What is needed is every line of the material that contains "June".
------------------------------
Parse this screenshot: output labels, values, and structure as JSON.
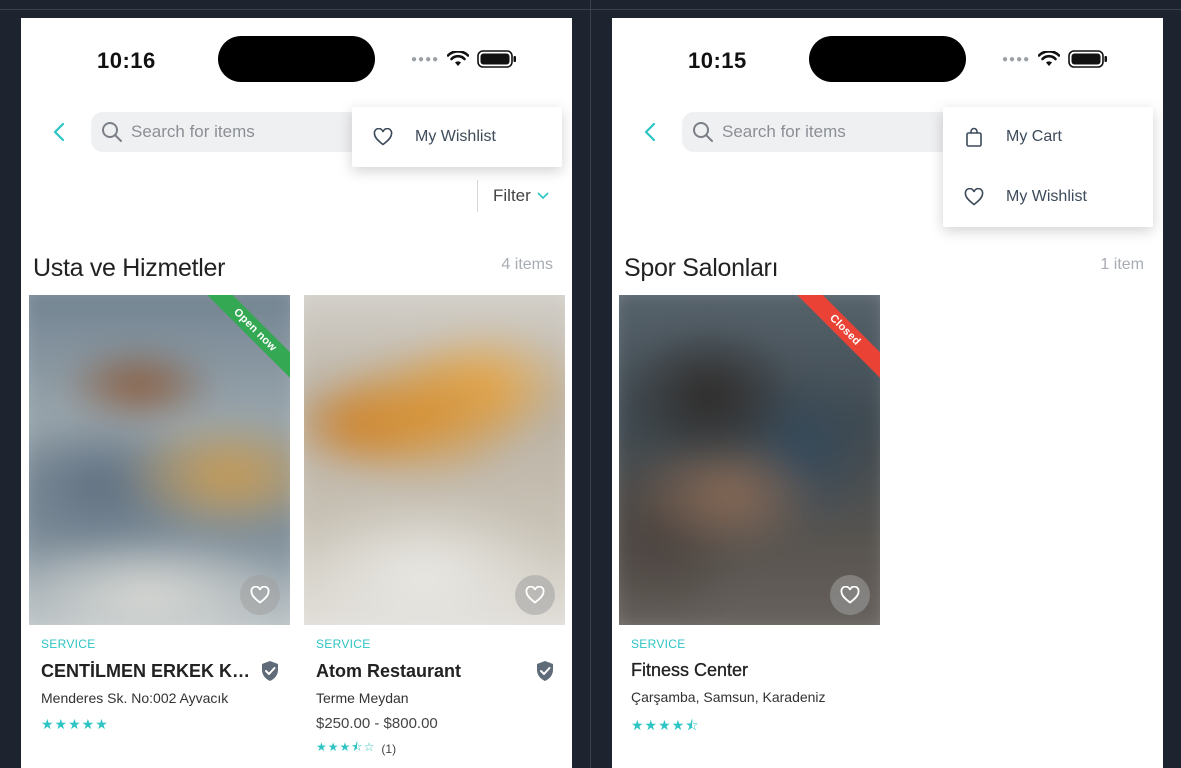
{
  "left_screen": {
    "status_time": "10:16",
    "search_placeholder": "Search for items",
    "filter_label": "Filter",
    "menu_items": [
      {
        "label": "My Wishlist",
        "icon": "heart-icon"
      }
    ],
    "section_title": "Usta ve Hizmetler",
    "section_count": "4 items",
    "cards": [
      {
        "category": "SERVICE",
        "title": "CENTİLMEN ERKEK KUAF...",
        "address": "Menderes Sk. No:002 Ayvacık",
        "price": "",
        "stars": "★★★★★",
        "rating_count": "",
        "ribbon": "Open now",
        "ribbon_color": "#34a853",
        "verified": true
      },
      {
        "category": "SERVICE",
        "title": "Atom Restaurant",
        "address": "Terme Meydan",
        "price": "$250.00 - $800.00",
        "stars": "★★★⯪☆",
        "rating_count": "(1)",
        "ribbon": "",
        "verified": true
      }
    ]
  },
  "right_screen": {
    "status_time": "10:15",
    "search_placeholder": "Search for items",
    "menu_items": [
      {
        "label": "My Cart",
        "icon": "shopping-bag-icon"
      },
      {
        "label": "My Wishlist",
        "icon": "heart-icon"
      }
    ],
    "section_title": "Spor Salonları",
    "section_count": "1 item",
    "cards": [
      {
        "category": "SERVICE",
        "title": "Fitness Center",
        "address": "Çarşamba, Samsun, Karadeniz",
        "stars": "★★★★⯪",
        "ribbon": "Closed",
        "ribbon_color": "#ea4335",
        "verified": false
      }
    ]
  },
  "colors": {
    "accent": "#2ec4c4",
    "background": "#1d2430",
    "open_ribbon": "#34a853",
    "closed_ribbon": "#ea4335"
  }
}
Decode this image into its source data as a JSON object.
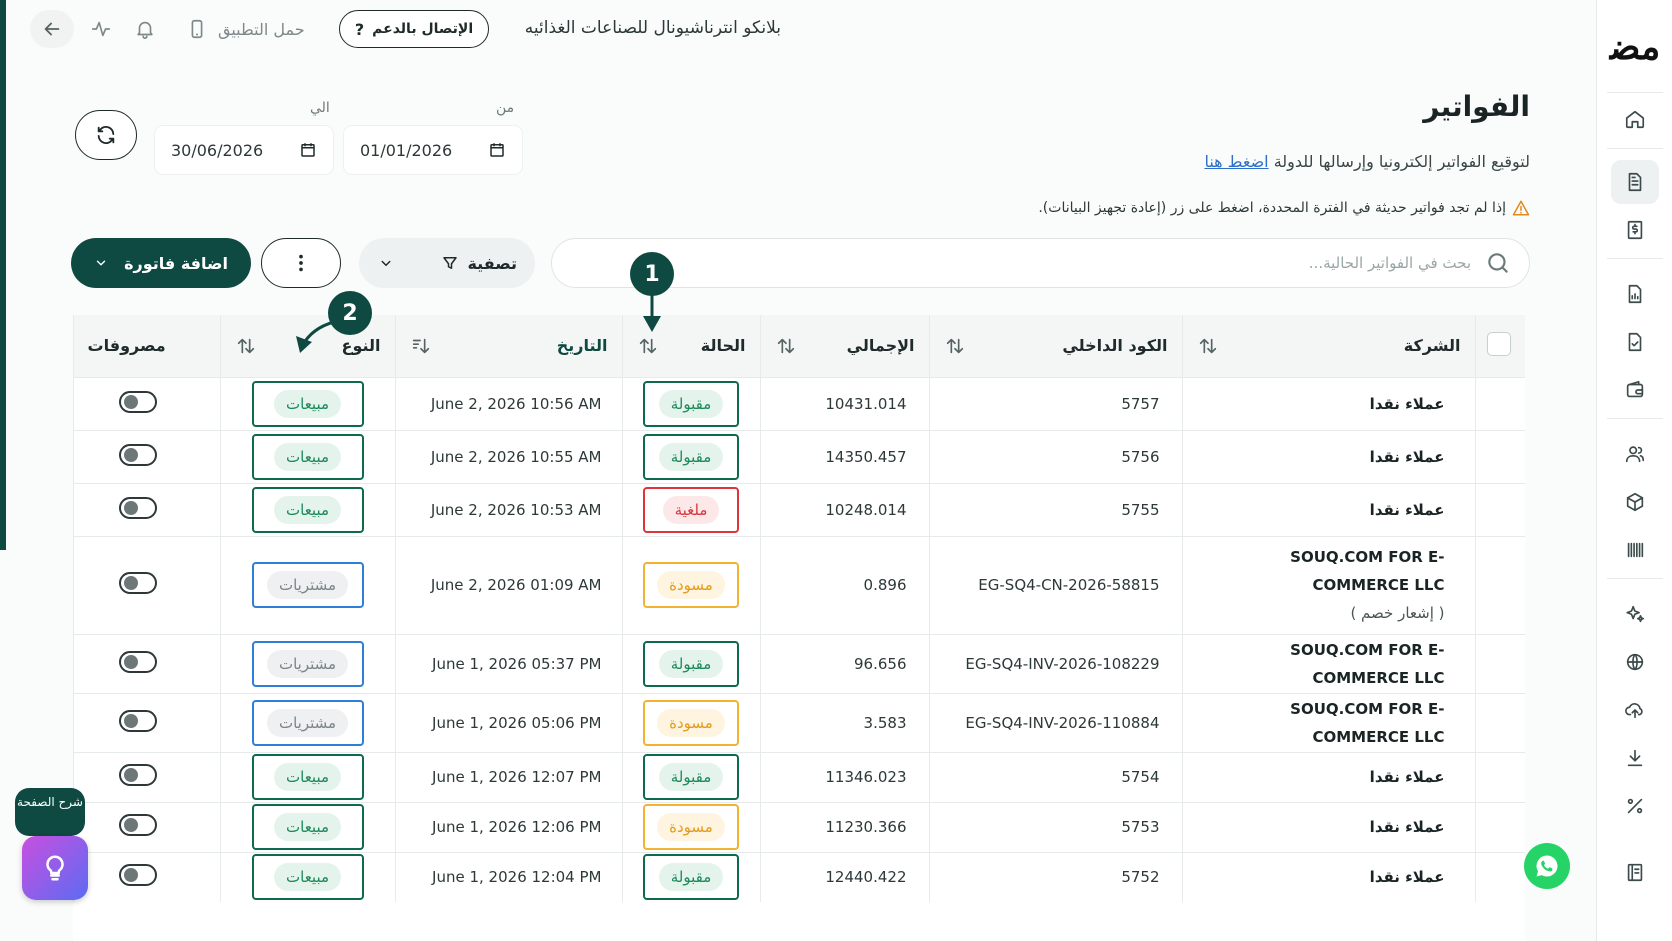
{
  "topbar": {
    "company_name": "بلانكو انترناشيونال للصناعات الغذائيه",
    "support_label": "الإتصال بالدعم",
    "download_app_label": "حمل التطبيق"
  },
  "page": {
    "title": "الفواتير",
    "subtitle": "لتوقيع الفواتير إلكترونيا وإرسالها للدولة",
    "subtitle_link": "اضغط هنا",
    "warning": "إذا لم تجد فواتير حديثة في الفترة المحددة، اضغط على زر (إعادة تجهيز البيانات)."
  },
  "dates": {
    "from_label": "من",
    "from_value": "01/01/2026",
    "to_label": "الي",
    "to_value": "30/06/2026"
  },
  "toolbar": {
    "search_placeholder": "بحث في الفواتير الحالية...",
    "filter_label": "تصفية",
    "add_label": "اضافة فاتورة"
  },
  "table": {
    "columns": {
      "company": "الشركة",
      "code": "الكود الداخلي",
      "total": "الإجمالي",
      "status": "الحالة",
      "date": "التاريخ",
      "type": "النوع",
      "expenses": "مصروفات"
    },
    "rows": [
      {
        "company": "عملاء نقدا",
        "company_sub": "",
        "code": "5757",
        "total": "10431.014",
        "status": "مقبولة",
        "status_kind": "accepted",
        "date": "June 2, 2026 10:56 AM",
        "type": "مبيعات",
        "type_kind": "sales"
      },
      {
        "company": "عملاء نقدا",
        "company_sub": "",
        "code": "5756",
        "total": "14350.457",
        "status": "مقبولة",
        "status_kind": "accepted",
        "date": "June 2, 2026 10:55 AM",
        "type": "مبيعات",
        "type_kind": "sales"
      },
      {
        "company": "عملاء نقدا",
        "company_sub": "",
        "code": "5755",
        "total": "10248.014",
        "status": "ملغية",
        "status_kind": "cancel",
        "date": "June 2, 2026 10:53 AM",
        "type": "مبيعات",
        "type_kind": "sales"
      },
      {
        "company": "SOUQ.COM FOR E-COMMERCE LLC",
        "company_sub": "( إشعار خصم )",
        "code": "EG-SQ4-CN-2026-58815",
        "total": "0.896",
        "status": "مسودة",
        "status_kind": "draft",
        "date": "June 2, 2026 01:09 AM",
        "type": "مشتريات",
        "type_kind": "purch"
      },
      {
        "company": "SOUQ.COM FOR E-COMMERCE LLC",
        "company_sub": "",
        "code": "EG-SQ4-INV-2026-108229",
        "total": "96.656",
        "status": "مقبولة",
        "status_kind": "accepted",
        "date": "June 1, 2026 05:37 PM",
        "type": "مشتريات",
        "type_kind": "purch"
      },
      {
        "company": "SOUQ.COM FOR E-COMMERCE LLC",
        "company_sub": "",
        "code": "EG-SQ4-INV-2026-110884",
        "total": "3.583",
        "status": "مسودة",
        "status_kind": "draft",
        "date": "June 1, 2026 05:06 PM",
        "type": "مشتريات",
        "type_kind": "purch"
      },
      {
        "company": "عملاء نقدا",
        "company_sub": "",
        "code": "5754",
        "total": "11346.023",
        "status": "مقبولة",
        "status_kind": "accepted",
        "date": "June 1, 2026 12:07 PM",
        "type": "مبيعات",
        "type_kind": "sales"
      },
      {
        "company": "عملاء نقدا",
        "company_sub": "",
        "code": "5753",
        "total": "11230.366",
        "status": "مسودة",
        "status_kind": "draft",
        "date": "June 1, 2026 12:06 PM",
        "type": "مبيعات",
        "type_kind": "sales"
      },
      {
        "company": "عملاء نقدا",
        "company_sub": "",
        "code": "5752",
        "total": "12440.422",
        "status": "مقبولة",
        "status_kind": "accepted",
        "date": "June 1, 2026 12:04 PM",
        "type": "مبيعات",
        "type_kind": "sales"
      }
    ]
  },
  "annotations": {
    "marker_1": "1",
    "marker_2": "2"
  },
  "help": {
    "label": "شرح الصفحة"
  },
  "colors": {
    "brand": "#0e4a42",
    "accepted": "#1d8a5b",
    "cancelled": "#d8363d",
    "draft": "#e39b1b",
    "purchases_frame": "#2f7fd8"
  }
}
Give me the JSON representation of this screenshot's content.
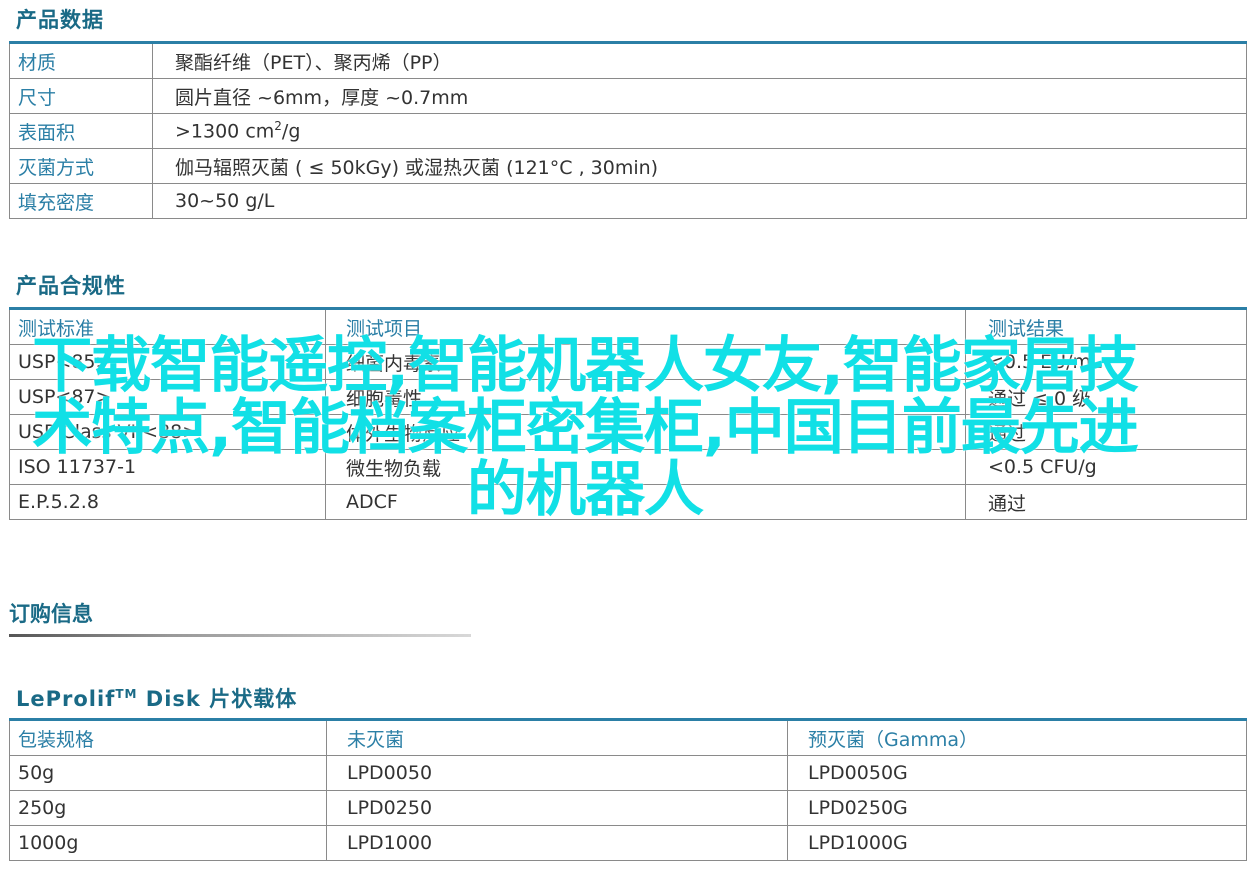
{
  "product_data": {
    "title": "产品数据",
    "rows": [
      {
        "label": "材质",
        "value": "聚酯纤维（PET）、聚丙烯（PP）"
      },
      {
        "label": "尺寸",
        "value": "圆片直径 ~6mm，厚度 ~0.7mm"
      },
      {
        "label": "表面积",
        "value_pre": ">1300 cm",
        "value_sup": "2",
        "value_post": "/g"
      },
      {
        "label": "灭菌方式",
        "value": "伽马辐照灭菌 ( ≤ 50kGy) 或湿热灭菌 (121°C , 30min)"
      },
      {
        "label": "填充密度",
        "value": "30~50 g/L"
      }
    ]
  },
  "compliance": {
    "title": "产品合规性",
    "headers": [
      "测试标准",
      "测试项目",
      "测试结果"
    ],
    "rows": [
      [
        "USP<85>",
        "细菌内毒素",
        "<0.5 EU/mL"
      ],
      [
        "USP<87>",
        "细胞毒性",
        "通过 ≤ 0 级"
      ],
      [
        "USP Class VI <88>",
        "体外生物反应",
        "通过"
      ],
      [
        "ISO 11737-1",
        "微生物负载",
        "<0.5 CFU/g"
      ],
      [
        "E.P.5.2.8",
        "ADCF",
        "通过"
      ]
    ]
  },
  "overlay_text": "下载智能遥控,智能机器人女友,智能家居技术特点,智能档案柜密集柜,中国目前最先进的机器人",
  "order": {
    "title": "订购信息",
    "product_pre": "LeProlif",
    "product_sup": "TM",
    "product_post": " Disk 片状载体",
    "headers": [
      "包装规格",
      "未灭菌",
      "预灭菌（Gamma）"
    ],
    "rows": [
      [
        "50g",
        "LPD0050",
        "LPD0050G"
      ],
      [
        "250g",
        "LPD0250",
        "LPD0250G"
      ],
      [
        "1000g",
        "LPD1000",
        "LPD1000G"
      ]
    ]
  }
}
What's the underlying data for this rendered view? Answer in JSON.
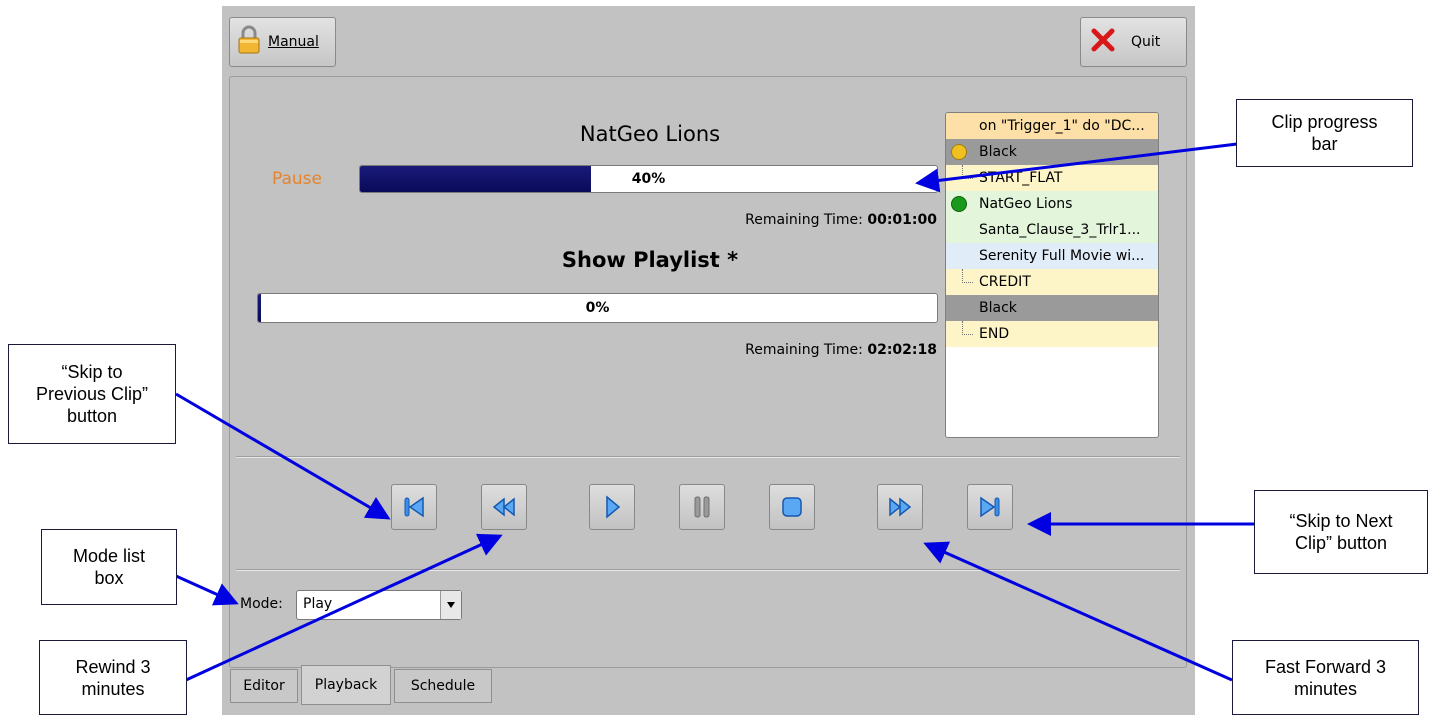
{
  "toolbar": {
    "manual_label": "Manual",
    "quit_label": "Quit"
  },
  "clip": {
    "title": "NatGeo Lions",
    "status": "Pause",
    "progress_label": "40%",
    "progress": 0.4,
    "remaining_label": "Remaining Time:",
    "remaining_value": "00:01:00"
  },
  "show": {
    "title": "Show Playlist *",
    "progress_label": "0%",
    "progress": 0.0,
    "remaining_label": "Remaining Time:",
    "remaining_value": "02:02:18"
  },
  "playlist": {
    "items": [
      {
        "label": "on \"Trigger_1\" do \"DC...",
        "bg": "#fde0a8"
      },
      {
        "label": "Black",
        "bg": "#9a9a9a",
        "dot": "#f0c020"
      },
      {
        "label": "START_FLAT",
        "bg": "#fdf5c8",
        "branch": true
      },
      {
        "label": "NatGeo Lions",
        "bg": "#e3f6dc",
        "dot": "#1a9a1a"
      },
      {
        "label": "Santa_Clause_3_Trlr1...",
        "bg": "#e3f6dc"
      },
      {
        "label": "Serenity Full Movie wi...",
        "bg": "#e0ecf8"
      },
      {
        "label": "CREDIT",
        "bg": "#fdf5c8",
        "branch": true
      },
      {
        "label": "Black",
        "bg": "#9a9a9a"
      },
      {
        "label": "END",
        "bg": "#fdf5c8",
        "branch": true
      }
    ]
  },
  "transport": {
    "icons": [
      "skip-previous-icon",
      "rewind-icon",
      "play-icon",
      "pause-icon",
      "stop-icon",
      "fast-forward-icon",
      "skip-next-icon"
    ]
  },
  "mode": {
    "label": "Mode:",
    "value": "Play"
  },
  "tabs": [
    {
      "label": "Editor"
    },
    {
      "label": "Playback",
      "active": true
    },
    {
      "label": "Schedule"
    }
  ],
  "callouts": {
    "clip_progress": [
      "Clip progress",
      "bar"
    ],
    "skip_previous": [
      "“Skip to",
      "Previous Clip”",
      "button"
    ],
    "skip_next": [
      "“Skip to Next",
      "Clip” button"
    ],
    "mode_list": [
      "Mode list",
      "box"
    ],
    "rewind": [
      "Rewind 3",
      "minutes"
    ],
    "fast_forward": [
      "Fast Forward 3",
      "minutes"
    ]
  },
  "colors": {
    "accent_status": "#e8832a",
    "progress_fill": "#10106a",
    "arrow": "#0000e0"
  }
}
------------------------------
> Response box:
        "date": "June 2, 2026 10:56 AM",
        "date": "June 2, 2026 10:55 AM",
        "date": "June 2, 2026 10:53 AM",
        "date": "June 2, 2026 01:09 AM",
        "date": "June 1, 2026 05:37 PM",
        "date": "June 1, 2026 05:06 PM",
        "date": "June 1, 2026 12:07 PM",
        "date": "June 1, 2026 12:06 PM",
        "date": "June 1, 2026 12:04 PM",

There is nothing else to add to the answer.